Places I Love: Route 94 – Perth To Kalgoorlie

Words and pictures by Jean Hudson @jeansodyssey

Route 94 doesn’t quite have the same ring to it as Route 66, nonetheless it’s an amazing 700 kilometre journey! Driving in Australia’s outback is unlike driving anywhere else in the world.
After leaving Perth, you drive along the Great Eastern Highway for seven hours passing through small towns with populations of under a few thousand before arriving at Kalgoorlie. You’ll see lots of roadhouses, road trains and road kill driving through the Central Wheatbelt and Western Australia’s Eastern Goldfields.
It really is worth breaking the journey and exploring towns along the way. These towns each have their own charm with lots to see.

Our first stop was at Northam. The town has public art with a rural theme, a really good tourist office and a great coffee shop, Café Yasou.

The  Northam ‘silo drive’ was stunning: we drove through tree-lined roads, rolling hills and green fields. We found the CBH Grain Silos and viewed the first silo in the FORM Public Art Trail. These are working silos, so you can’t get too close.
The FORM Public Art Trail is a self-drive road trip to seven towns in the wheat belt. The looped 1574 kilometre trail is from Perth to Albany where grain silos and walls have been transformed into public art.

In 2015, international artists HENSE (USA) and Phlegm (UK) transformed eight of the 38 metre high silos.  Over 16 days they created Australia’s first-ever painted silo mural, and kick-started a national trend.
Phlegm’s whimsical characters and flying machines were inspired by the hot air ballooning culture of this region. Hense’s murals are abstract fluoro blocks of colour.

South of Meckering we took a detour to check out the 1968 earthquake fault line. The Meckering earthquake registered 6.9 on the Richter scale, destroying 50 homes and crushing many of the town’s buildings. It left a scar 32 kilometres long and up to two metres high.
Also in Meckering, you’ll drive by The Big Camera. It’s a building shaped like a giant camera and is a museum totally dedicated to photography.

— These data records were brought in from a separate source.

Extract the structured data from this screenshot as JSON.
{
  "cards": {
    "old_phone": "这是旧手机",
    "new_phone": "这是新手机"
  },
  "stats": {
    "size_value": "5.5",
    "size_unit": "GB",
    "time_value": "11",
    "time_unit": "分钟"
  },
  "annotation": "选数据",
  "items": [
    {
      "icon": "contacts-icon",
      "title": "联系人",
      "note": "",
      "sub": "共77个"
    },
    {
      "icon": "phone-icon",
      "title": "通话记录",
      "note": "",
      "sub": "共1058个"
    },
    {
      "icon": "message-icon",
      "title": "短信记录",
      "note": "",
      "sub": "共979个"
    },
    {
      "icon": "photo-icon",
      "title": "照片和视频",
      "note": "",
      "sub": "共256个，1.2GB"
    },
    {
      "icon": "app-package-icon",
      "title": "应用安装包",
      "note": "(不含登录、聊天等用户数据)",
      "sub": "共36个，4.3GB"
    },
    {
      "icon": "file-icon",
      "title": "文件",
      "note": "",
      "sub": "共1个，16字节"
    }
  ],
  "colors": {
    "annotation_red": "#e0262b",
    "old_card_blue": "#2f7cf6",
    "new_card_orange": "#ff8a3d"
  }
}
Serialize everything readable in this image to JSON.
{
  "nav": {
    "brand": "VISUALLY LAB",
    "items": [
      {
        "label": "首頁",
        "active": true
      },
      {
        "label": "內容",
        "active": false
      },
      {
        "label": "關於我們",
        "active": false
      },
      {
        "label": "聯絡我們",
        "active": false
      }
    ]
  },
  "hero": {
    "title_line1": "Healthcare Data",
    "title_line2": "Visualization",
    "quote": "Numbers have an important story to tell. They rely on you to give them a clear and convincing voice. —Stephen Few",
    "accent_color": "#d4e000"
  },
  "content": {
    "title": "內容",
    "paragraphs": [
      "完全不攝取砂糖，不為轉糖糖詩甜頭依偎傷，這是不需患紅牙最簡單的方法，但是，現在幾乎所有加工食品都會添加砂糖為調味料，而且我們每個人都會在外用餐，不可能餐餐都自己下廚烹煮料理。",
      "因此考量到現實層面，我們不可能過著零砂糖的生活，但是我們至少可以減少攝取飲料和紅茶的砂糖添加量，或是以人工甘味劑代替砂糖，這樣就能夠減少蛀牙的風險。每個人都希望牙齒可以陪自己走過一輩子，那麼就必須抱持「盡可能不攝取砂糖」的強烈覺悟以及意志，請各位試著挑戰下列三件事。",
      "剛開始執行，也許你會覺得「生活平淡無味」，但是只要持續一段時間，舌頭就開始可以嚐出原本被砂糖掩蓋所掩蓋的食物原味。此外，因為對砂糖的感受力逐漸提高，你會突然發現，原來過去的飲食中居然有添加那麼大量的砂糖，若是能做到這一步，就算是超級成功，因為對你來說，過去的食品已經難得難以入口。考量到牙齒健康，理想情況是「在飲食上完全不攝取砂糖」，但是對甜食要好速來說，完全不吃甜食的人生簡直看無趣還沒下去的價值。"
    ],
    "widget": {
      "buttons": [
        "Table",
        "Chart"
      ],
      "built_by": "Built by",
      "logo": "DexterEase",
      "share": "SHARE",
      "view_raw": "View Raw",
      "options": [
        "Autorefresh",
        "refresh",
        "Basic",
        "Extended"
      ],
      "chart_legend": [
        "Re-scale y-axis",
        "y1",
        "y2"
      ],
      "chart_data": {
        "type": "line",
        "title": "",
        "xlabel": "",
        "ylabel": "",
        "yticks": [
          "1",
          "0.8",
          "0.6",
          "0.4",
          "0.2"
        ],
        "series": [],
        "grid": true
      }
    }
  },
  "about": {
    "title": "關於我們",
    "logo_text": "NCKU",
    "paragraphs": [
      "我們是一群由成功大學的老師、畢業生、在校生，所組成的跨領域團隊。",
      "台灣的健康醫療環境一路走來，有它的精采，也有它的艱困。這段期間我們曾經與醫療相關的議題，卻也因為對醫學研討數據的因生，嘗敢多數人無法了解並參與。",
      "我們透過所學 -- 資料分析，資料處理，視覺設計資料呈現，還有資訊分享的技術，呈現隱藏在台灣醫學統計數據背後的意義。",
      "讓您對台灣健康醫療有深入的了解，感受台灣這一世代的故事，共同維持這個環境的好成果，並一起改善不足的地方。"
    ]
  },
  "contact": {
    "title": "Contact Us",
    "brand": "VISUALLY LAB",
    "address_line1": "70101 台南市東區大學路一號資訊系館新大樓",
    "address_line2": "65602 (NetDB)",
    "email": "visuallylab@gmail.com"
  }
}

At Merredin we visited the second public art silo. Kyle Hughes-Odgers, a WA urban artist, transformed four of the eight concrete silos with bright geometric designs. The colours of the wheat belt inspired him: burnt oranges, yellows and blues from the landscape and sky.

Near here you can visit the Rabbit Proof Fence at Burracopppin. It took six years to complete in the early 1900s and stretches almost 4,000 kilometres from Esperence to Wallal Downs. The flimsy barbed-wire fence was erected to keep wild rabbits out of farmlands on the western side of Australia.

 Rabbits were introduced by the first fleets as a food source and quickly became vermin. The fence is now called the State Barrier Fence, and stands as a barrier to dingoes, kangaroos and emus. Today, landholders and regional councils maintain sections of the fence.
The Golden Pipeline runs beside the Great Eastern Highway for most of our journey. The water pipeline is a reminder of how hard life is in the outback and the basic human need for fresh water.

CY O’Connor, an Irish-born engineer, designed and engineered the Goldfields Pipeline and sadly didn’t live to see its completion. The Pipeline is over 100 years old and still operational today.
It takes five days for water to travel from Mundaring Weir, in the Perth Hills, to the end of the line. It is the longest fresh water pipeline on earth. You can follow the self-drive Golden Pipeline Heritage Trail stopping at pumping stations and places of interest along the way.
Beyond Southern Cross, at Yellowdine Roadhouse, we headed 12 kilometres along a gravel road to the old Mt Palmer town site and mine. The drive took us through a bronze eucalypt (gimlet gum) forest. 

There is little left of this once-thriving gold town. An elaborate archway and a corner of the old Mt Palmer Hotel, built in 1935, are the only structures left standing.
You can walk around the house foundations and fossick amongst the scattered pieces of rusted iron and broken glass. A lone enamel saucepan hung from a gimlet gum and the cemetery had just four occupants.
Coolgardie is only 160 kilometres down the road. It has completed the full cycle from gold town to ghost town and back. Today the big open-cut mines, prospectors, tourism and transport keep the town ticking.

Last stop is the legendary town of Kalgoorlie.
With our borders firmly closed, we have WA all to ourselves. It’s the perfect time to take a road trip and explore our amazing state. Wildflowers are beginning to bloom and there are no flies yet!